As the birth place of the Renaissance, Florence is not short of cultural sites worthy of visiting; the surfeit of historically pivotal artworks or architectural feats is responsible even today for what the 19th century author Stendhal described as a quickening of the pulse, a dizziness, a shortness of breath. ‘Stendahlismo’, as the psychosomatic illness is known, is particularly prevalent when looking at great works of art. I am almost certain I have experienced this. An antidote to an overindulgence is a visit to the Museo Ferragamo, located within the Ferragamo building and next door to the store. This is no fusty museum of shoes, however. Rather it offers a regular schedule of brilliant exhibitions curated in part from the brand’s considerable archive in collaboration frequently with other institutions and loans from private collectors.
The name Ferragamo is synonymous with Florence; the company owns four hotels there and occupies vast real estate. Founded in 1927, the brand has made shoes for just about every famous celebrity or actor from Marilyn Monroe (the subject of a significant Museo Ferragamo survey in 2012) to the Pope. They are to shoes what Botticelli is to Venus. Well, that might be hyperbole, but it is a brand committed to investing in the cultural fabric of the city that made them. In 2016 it announced a commitment of €2 million towards the restoration of the city’s first fountain commissioned in 1547 by Cosimo de Medici, the Fontana di Neptuno. The company is recognised for its cultural philanthropy, but also for its interest in preserving the history of the brand and something of the idea of Italian luxury fashion.
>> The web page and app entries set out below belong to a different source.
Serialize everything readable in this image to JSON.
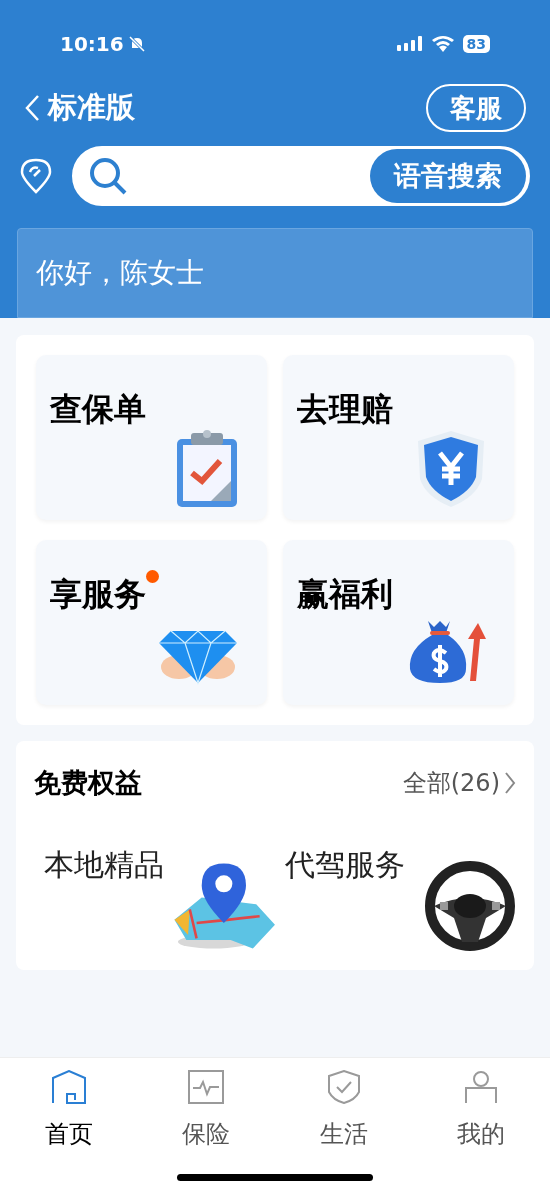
{
  "status_bar": {
    "time": "10:16",
    "battery": "83"
  },
  "header": {
    "title": "标准版",
    "service_button": "客服"
  },
  "search": {
    "voice_button": "语音搜索"
  },
  "greeting": "你好，陈女士",
  "quick_actions": [
    {
      "label": "查保单",
      "dot": false,
      "kind": "clipboard"
    },
    {
      "label": "去理赔",
      "dot": false,
      "kind": "shield"
    },
    {
      "label": "享服务",
      "dot": true,
      "kind": "diamond"
    },
    {
      "label": "赢福利",
      "dot": false,
      "kind": "moneybag"
    }
  ],
  "benefits": {
    "title": "免费权益",
    "more": "全部(26)",
    "items": [
      {
        "label": "本地精品",
        "kind": "map"
      },
      {
        "label": "代驾服务",
        "kind": "wheel"
      }
    ]
  },
  "tab_bar": [
    {
      "label": "首页",
      "selected": true,
      "kind": "home"
    },
    {
      "label": "保险",
      "selected": false,
      "kind": "pulse"
    },
    {
      "label": "生活",
      "selected": false,
      "kind": "shield"
    },
    {
      "label": "我的",
      "selected": false,
      "kind": "person"
    }
  ]
}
The museum is currently showing a thorough and considered exhibition devoted to art and fashion, Across Art and Fashion, a cleverly comprehensive look at some of the most famous collaborations and collusions, not the least of which is the inclusion of Elsa Schiaparelli’s iconic 1937 ‘Lobster’ dress embellished by Salvador Dali and on loan from the Philadelphia Museum of Art. There are much earlier examples, too, of how fashion looked to art in the 1865 photographs by Dante Gabriel Rossetti of Jane Morris in pre-Raphaelite garb, and an exquisite dress by Rosa Genoni from 1906 directly inspired by Botticellis’ beautiful Primavera of 1842, housed fittingly in Florence’s Uffizi.
The exhibition tracks the ever changing relationship between art and fashion through the stunning examples of Madame Fortuny’s ‘Delphos’ dresses from 1911, Sonia Delaunay’s beautiful abstarction, right through to Andy Warhol’s fashion illustration for the likes of I.Magnin displayed alongside his photographs in drag, as well as Yves Saint Laurent’s ‘Mondrian’ dress. These are interspersed with Ferragamo’s engagements with fashion, exemplified by its 1958 shoe Tirassegno which took its inspiration from the work of American painter Kenneth Nolan and more recently their collaboration with artist Lee Seahyun. Across Art and Fashion is replete with superb examples of work, such as Issey Miyake’s collaborations with Yasumasa Morimura, and asks difficult questions about when does fashion become art, with the inclusion of couture pieces from Viktor and Rolf, Gareth Pugh, Hussein Chalayan and Alexander McQueen alongside the work of artists whose project involves an engagement with fashion. There are several brilliant Nick Cave Sound Suits and a Yinka Shonibare installation, too.
The exhibition features rigorous curation, with didactic panels and the inclusion of a great deal of support material in the form of historically relevant photographs for example. A Magazine has created a bespoke video room that recreates a kind of moving moodboard, bringing the idea of art and fashion firmly into the 21st century. Across Art and Fashion runs until April 2017 so there is ample time to see it in Florence, as well as it companion venues across Florence and Prato, and take in an aperol spritz at Hotel Lungarno afterwards.